● **THE PROBLEM**: Give the count of lines that hold the word "subtitle" in this listing, with nothing added.

======

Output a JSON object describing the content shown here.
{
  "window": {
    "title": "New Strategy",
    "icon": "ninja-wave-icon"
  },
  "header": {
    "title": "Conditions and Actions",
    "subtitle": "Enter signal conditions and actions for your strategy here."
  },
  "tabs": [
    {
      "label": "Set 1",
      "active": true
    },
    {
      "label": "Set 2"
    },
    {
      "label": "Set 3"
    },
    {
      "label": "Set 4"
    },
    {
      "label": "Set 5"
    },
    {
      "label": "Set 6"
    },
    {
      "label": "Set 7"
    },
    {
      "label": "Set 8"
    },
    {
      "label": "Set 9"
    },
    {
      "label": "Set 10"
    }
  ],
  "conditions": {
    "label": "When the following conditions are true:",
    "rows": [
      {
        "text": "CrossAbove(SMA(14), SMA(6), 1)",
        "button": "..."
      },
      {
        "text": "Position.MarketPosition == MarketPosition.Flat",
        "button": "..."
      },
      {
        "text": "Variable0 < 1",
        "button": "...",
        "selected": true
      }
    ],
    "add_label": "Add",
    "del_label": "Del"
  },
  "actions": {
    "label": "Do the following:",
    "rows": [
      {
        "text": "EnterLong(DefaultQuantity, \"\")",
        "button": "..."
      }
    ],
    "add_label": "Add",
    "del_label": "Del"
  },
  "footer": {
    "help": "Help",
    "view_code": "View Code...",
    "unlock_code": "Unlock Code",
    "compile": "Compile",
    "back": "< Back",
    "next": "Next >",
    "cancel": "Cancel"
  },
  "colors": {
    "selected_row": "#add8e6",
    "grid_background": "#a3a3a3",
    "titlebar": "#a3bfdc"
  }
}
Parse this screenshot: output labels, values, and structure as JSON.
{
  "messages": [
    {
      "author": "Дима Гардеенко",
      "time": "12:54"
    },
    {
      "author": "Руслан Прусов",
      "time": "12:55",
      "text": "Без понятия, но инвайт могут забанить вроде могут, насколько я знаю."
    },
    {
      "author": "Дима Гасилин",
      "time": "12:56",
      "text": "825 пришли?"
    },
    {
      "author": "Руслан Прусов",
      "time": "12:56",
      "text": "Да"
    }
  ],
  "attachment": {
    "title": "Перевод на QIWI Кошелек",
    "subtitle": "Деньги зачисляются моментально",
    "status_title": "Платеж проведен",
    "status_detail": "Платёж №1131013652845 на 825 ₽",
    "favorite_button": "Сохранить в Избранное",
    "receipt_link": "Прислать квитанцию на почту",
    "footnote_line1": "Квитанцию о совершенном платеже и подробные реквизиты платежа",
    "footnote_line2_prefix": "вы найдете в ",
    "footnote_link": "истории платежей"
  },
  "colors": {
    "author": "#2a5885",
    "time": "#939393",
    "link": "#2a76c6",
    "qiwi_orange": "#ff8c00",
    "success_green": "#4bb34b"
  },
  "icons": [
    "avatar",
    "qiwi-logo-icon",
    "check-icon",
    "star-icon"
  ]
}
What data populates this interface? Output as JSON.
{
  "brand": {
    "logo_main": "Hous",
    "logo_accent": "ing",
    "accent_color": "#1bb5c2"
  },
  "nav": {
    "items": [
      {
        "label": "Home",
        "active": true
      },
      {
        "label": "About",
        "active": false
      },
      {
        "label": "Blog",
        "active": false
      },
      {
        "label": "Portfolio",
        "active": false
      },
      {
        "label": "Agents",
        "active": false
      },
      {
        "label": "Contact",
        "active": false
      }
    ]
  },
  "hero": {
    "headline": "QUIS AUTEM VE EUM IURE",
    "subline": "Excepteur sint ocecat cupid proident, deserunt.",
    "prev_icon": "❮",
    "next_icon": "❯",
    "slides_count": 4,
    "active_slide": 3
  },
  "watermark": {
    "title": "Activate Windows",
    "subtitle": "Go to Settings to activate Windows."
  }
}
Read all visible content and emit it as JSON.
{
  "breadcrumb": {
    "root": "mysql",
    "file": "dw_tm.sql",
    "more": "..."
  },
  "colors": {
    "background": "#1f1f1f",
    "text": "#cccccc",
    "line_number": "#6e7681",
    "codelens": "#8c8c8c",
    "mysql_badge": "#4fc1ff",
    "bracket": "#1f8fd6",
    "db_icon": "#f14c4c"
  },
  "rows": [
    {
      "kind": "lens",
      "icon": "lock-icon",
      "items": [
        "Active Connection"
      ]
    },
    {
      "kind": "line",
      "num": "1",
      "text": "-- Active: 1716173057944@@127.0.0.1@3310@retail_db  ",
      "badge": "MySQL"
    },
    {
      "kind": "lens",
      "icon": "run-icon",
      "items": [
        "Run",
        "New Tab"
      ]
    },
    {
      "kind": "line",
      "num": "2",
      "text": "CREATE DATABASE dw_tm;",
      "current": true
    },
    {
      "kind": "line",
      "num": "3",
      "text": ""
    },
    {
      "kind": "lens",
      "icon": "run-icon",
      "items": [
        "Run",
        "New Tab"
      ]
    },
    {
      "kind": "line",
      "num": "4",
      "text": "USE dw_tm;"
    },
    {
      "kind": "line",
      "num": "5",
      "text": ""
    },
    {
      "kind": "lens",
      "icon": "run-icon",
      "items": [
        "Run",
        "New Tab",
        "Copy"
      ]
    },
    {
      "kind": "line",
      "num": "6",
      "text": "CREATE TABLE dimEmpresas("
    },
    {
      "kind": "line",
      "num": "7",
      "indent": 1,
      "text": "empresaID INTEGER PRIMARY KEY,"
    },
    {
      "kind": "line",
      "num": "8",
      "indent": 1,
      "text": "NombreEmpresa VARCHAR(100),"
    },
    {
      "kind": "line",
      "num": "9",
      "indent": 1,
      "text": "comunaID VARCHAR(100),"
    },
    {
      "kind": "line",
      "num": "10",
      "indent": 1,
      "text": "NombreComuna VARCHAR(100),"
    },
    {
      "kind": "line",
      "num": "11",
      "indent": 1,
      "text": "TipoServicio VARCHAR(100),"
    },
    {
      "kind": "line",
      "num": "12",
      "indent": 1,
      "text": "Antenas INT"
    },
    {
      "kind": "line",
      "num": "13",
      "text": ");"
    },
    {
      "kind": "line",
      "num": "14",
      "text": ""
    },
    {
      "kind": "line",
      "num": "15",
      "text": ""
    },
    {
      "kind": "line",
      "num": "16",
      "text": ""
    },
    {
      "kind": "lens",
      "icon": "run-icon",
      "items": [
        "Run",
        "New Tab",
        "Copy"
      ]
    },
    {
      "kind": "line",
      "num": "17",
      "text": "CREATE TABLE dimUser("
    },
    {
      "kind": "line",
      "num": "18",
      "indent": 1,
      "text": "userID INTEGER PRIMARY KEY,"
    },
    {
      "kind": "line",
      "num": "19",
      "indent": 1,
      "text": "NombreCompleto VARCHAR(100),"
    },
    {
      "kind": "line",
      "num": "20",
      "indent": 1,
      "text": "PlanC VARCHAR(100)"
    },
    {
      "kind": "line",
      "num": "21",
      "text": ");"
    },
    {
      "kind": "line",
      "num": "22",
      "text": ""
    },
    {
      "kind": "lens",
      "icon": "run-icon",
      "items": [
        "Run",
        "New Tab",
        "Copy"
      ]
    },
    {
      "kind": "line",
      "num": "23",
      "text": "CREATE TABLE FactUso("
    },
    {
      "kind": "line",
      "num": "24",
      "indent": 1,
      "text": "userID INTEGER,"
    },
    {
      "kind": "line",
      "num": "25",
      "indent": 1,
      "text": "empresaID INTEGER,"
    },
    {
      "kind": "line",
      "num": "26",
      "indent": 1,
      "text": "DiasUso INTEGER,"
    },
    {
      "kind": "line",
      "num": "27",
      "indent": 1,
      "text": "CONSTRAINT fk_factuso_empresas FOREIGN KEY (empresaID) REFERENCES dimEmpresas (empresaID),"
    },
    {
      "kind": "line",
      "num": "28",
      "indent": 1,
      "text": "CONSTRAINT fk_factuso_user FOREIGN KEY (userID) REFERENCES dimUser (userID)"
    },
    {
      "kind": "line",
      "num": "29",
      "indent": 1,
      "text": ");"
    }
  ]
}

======

● **ANSWER TO THIS EXERCISE**: 3